Write out the data in full, exactly as shown.
+---+
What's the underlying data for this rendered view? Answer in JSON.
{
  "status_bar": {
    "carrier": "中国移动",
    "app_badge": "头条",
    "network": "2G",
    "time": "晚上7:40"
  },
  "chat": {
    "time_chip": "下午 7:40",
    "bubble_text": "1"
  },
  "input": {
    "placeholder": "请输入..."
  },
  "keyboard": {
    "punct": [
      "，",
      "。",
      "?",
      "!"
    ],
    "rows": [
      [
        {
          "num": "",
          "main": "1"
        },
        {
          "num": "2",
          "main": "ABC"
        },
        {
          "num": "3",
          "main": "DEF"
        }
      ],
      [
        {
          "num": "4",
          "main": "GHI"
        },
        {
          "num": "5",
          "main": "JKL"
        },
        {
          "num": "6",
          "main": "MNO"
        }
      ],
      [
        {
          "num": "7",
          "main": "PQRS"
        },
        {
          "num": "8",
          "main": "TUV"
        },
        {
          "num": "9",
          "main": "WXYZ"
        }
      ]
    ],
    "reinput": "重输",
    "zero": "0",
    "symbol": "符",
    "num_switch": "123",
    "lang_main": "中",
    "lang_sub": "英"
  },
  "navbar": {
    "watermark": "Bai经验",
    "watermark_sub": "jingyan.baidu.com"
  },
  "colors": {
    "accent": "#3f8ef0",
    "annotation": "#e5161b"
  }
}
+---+
### RESPONSE TO THE EXERCISE
What's the underlying data for this rendered view? Answer in JSON.
{
  "status_bar": {
    "carrier": "中国移动",
    "app_badge": "头条",
    "network": "2G",
    "time": "晚上7:40"
  },
  "chat": {
    "time_chip": "下午 7:40",
    "bubble_text": "1"
  },
  "input": {
    "placeholder": "请输入..."
  },
  "keyboard": {
    "punct": [
      "，",
      "。",
      "?",
      "!"
    ],
    "rows": [
      [
        {
          "num": "",
          "main": "1"
        },
        {
          "num": "2",
          "main": "ABC"
        },
        {
          "num": "3",
          "main": "DEF"
        }
      ],
      [
        {
          "num": "4",
          "main": "GHI"
        },
        {
          "num": "5",
          "main": "JKL"
        },
        {
          "num": "6",
          "main": "MNO"
        }
      ],
      [
        {
          "num": "7",
          "main": "PQRS"
        },
        {
          "num": "8",
          "main": "TUV"
        },
        {
          "num": "9",
          "main": "WXYZ"
        }
      ]
    ],
    "reinput": "重输",
    "zero": "0",
    "symbol": "符",
    "num_switch": "123",
    "lang_main": "中",
    "lang_sub": "英"
  },
  "navbar": {
    "watermark": "Bai经验",
    "watermark_sub": "jingyan.baidu.com"
  },
  "colors": {
    "accent": "#3f8ef0",
    "annotation": "#e5161b"
  }
}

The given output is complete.